The Urantia Book-- Part III. The History Of
PAPER 83: Section 1.
Marriage As A Societal Institution
Marriage is society's mechanism designed to regulate and control those many
human relations which arise out of the physical fact of bisexuality. As such
an institution, marriage functions in two directions:
- In the regulation of personal sex relations.
- In the regulation of descent, inheritance, succession, and social order,
this being its older and original function.
The family, which grows out of marriage, is itself a stabilizer of the marriage
institution together with the property mores. Other potent factors in marriage
stability are pride, vanity, chivalry, duty, and religious convictions. But
while marriages may be approved or disapproved on high, they are hardly made
in heaven. The human family is a distinctly human institution, an evolutionary
development. Marriage is an institution of society, not a department of the
church. True, religion should mightily influence it but should not undertake
exclusively to control and regulate it.
Primitive marriage was primarily industrial; and even in modern times it is
often a social or business affair. Through the influence of the mixture of the
Andite stock and as a result of the mores of advancing civilization, marriage
is slowly becoming mutual, romantic, parental,
poetical, affectionate, ethical,
and even idealistic. Selection and so-called romantic love, however, were at
a minimum in primitive mating. During early times husband and wife were not
much together; they did not even eat together very often.
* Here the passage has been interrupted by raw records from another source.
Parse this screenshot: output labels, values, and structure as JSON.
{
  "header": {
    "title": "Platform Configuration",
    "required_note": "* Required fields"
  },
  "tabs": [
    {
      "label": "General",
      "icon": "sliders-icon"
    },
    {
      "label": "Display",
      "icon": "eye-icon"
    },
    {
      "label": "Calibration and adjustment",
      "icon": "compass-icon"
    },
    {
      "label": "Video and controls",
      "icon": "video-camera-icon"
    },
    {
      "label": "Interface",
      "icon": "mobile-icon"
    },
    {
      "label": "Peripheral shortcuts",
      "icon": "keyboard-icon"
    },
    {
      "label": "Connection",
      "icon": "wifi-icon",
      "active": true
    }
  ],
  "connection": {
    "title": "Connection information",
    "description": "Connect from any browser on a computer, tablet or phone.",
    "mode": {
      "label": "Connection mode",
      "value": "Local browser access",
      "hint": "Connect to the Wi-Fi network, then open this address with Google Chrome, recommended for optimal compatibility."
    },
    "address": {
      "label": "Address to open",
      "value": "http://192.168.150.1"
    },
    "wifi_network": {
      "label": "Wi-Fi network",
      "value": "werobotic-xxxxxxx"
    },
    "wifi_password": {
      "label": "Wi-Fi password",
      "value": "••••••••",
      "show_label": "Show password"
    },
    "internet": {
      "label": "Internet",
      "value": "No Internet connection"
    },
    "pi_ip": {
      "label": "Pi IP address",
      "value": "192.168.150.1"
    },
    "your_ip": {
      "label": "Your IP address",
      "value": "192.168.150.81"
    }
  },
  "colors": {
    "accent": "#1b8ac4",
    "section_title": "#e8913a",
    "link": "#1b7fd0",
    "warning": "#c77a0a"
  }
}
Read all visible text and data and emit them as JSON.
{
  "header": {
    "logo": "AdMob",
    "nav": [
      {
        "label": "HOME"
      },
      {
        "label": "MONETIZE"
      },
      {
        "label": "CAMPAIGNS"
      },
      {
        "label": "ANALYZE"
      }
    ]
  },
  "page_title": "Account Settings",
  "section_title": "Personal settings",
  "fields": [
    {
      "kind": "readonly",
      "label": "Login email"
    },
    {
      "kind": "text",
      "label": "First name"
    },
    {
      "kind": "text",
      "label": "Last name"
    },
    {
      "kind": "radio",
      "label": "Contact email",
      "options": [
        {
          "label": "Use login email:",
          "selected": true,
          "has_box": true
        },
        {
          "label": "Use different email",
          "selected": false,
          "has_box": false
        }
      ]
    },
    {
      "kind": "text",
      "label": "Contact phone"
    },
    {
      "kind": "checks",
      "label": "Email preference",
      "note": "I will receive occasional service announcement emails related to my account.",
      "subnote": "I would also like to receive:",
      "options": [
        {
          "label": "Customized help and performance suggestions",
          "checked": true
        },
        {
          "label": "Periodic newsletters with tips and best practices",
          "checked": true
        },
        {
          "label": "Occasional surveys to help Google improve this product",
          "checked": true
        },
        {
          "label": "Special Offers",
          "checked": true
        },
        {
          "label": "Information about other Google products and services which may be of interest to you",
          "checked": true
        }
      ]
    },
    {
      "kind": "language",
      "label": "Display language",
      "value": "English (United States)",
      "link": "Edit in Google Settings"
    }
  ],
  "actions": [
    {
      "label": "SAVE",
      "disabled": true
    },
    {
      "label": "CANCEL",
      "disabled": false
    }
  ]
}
But among the ancients,
personal affection was not strongly linked to sex attraction; they became fond
of one another largely because of living and working together.